After “Tonchev,” it would become more difficult for governments to rely on the old 2001 decision about the French reports. “Tonchev” has now established that calling a religious minority a “cult” exposes it to negative consequences, and such slanderous language should be avoided by public authorities.


Photo: The three pastors who started the “Tonchev” case at the ECHR: from the left, Zhivko Tonchev, of the Unified Bulgarian Good News Church; Stefan Krastev, of the Evangelical Pentecostal Church Philadelphia; and Radoslav Kiryakov, of the First Congregational Evangelical Church. From Facebook.


Massimo Introvigne (born June 14, 1955 in Rome) is an Italian sociologist of religions. He is the founder and managing director of the Center for Studies on New Religions (CESNUR), an international network of scholars who study new religious movements. Introvigne is the author of some 70 books and more than 100 articles in the field of sociology of religion.
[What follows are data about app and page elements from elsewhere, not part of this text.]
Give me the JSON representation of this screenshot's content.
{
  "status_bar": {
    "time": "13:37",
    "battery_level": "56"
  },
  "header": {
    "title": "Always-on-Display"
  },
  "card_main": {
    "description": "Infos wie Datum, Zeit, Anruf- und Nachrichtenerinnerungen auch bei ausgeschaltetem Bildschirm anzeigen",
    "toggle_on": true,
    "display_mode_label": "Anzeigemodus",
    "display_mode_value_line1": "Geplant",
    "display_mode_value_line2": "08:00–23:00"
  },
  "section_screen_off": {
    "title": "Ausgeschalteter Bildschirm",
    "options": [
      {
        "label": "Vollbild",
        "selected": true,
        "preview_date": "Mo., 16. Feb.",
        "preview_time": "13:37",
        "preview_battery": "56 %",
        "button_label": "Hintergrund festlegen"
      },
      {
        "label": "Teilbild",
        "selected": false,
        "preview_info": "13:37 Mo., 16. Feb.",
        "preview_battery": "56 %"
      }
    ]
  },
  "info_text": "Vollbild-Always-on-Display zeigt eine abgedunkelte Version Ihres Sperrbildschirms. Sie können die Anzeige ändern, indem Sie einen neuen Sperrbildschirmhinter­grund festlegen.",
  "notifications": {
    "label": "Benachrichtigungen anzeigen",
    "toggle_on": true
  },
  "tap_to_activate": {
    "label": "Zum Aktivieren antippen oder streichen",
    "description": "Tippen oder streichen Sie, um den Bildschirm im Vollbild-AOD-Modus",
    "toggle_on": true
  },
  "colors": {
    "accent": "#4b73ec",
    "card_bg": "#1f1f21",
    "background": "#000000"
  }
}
He was the main author of the Enciclopedia delle religioni in Italia (Encyclopedia of Religions in Italy). He is a member of the editorial board for the Interdisciplinary Journal of Research on Religion and of the executive board of University of California Press’ Nova Religio.  From January 5 to December 31, 2011, he has served as the “Representative on combating racism, xenophobia and discrimination, with a special focus on discrimination against Christians and members of other religions” of the Organization for Security and Co-operation in Europe (OSCE). From 2012 to 2015 he served as chairperson of the Observatory of Religious Liberty, instituted by the Italian Ministry of Foreign Affairs in order to monitor problems of religious liberty on a worldwide scale.


Notice: Undefined index: et_footer_layout in /home/hrwfe90/domains/hrwf.eu/public_html/wp-content/plugins/pdf-print/pdf-print.php on line 1395

Notice: Trying to access array offset on value of type null in /home/hrwfe90/domains/hrwf.eu/public_html/wp-content/plugins/pdf-print/pdf-print.php on line 1395

Notice: Undefined index: et_footer_layout in /home/hrwfe90/domains/hrwf.eu/public_html/wp-content/plugins/pdf-print/pdf-print.php on line 1396

Notice: Trying to access array offset on value of type null in /home/hrwfe90/domains/hrwf.eu/public_html/wp-content/plugins/pdf-print/pdf-print.php on line 1396

Notice: Undefined index: et_template in /home/hrwfe90/domains/hrwf.eu/public_html/wp-content/plugins/pdf-print/pdf-print.php on line 1397